» Provided data:

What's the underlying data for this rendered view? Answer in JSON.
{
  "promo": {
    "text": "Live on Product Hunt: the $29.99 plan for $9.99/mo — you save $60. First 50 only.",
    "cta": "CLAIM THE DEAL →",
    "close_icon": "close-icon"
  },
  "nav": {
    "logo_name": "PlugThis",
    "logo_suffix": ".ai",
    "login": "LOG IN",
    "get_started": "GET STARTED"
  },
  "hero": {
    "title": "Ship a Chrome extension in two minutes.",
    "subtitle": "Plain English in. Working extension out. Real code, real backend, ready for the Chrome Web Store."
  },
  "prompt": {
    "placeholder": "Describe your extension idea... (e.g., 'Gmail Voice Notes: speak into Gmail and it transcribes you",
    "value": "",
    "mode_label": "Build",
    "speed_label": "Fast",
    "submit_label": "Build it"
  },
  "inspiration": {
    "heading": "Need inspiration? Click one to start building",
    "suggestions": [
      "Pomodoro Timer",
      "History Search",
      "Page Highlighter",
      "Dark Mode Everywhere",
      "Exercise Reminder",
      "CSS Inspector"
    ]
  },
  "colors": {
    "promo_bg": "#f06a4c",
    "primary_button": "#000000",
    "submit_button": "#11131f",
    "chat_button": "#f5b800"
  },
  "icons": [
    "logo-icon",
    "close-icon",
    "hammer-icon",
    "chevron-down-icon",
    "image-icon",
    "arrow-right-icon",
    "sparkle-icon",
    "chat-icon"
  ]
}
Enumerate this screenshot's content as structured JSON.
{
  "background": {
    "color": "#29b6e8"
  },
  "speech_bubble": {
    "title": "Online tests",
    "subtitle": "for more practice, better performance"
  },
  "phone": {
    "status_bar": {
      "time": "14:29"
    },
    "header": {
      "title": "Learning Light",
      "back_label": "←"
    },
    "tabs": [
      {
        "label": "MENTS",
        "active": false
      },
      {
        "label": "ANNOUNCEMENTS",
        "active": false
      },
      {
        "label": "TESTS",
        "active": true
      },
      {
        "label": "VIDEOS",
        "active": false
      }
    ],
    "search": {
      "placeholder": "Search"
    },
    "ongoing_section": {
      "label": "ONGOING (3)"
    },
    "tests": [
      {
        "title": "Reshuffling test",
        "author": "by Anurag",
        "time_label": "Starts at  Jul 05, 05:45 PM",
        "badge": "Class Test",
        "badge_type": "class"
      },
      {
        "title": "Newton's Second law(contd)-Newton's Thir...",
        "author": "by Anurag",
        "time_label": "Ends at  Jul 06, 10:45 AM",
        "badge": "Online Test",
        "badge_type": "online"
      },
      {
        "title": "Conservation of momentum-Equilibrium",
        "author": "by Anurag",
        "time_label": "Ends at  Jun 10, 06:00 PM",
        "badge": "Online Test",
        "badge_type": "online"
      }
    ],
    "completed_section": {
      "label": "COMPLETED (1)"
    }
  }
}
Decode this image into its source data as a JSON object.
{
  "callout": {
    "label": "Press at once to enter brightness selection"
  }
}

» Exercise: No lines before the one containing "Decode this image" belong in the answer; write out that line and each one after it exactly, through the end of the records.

» Task answer:
Decode this image into its source data as a JSON object.
{
  "callout": {
    "label": "Press at once to enter brightness selection"
  }
}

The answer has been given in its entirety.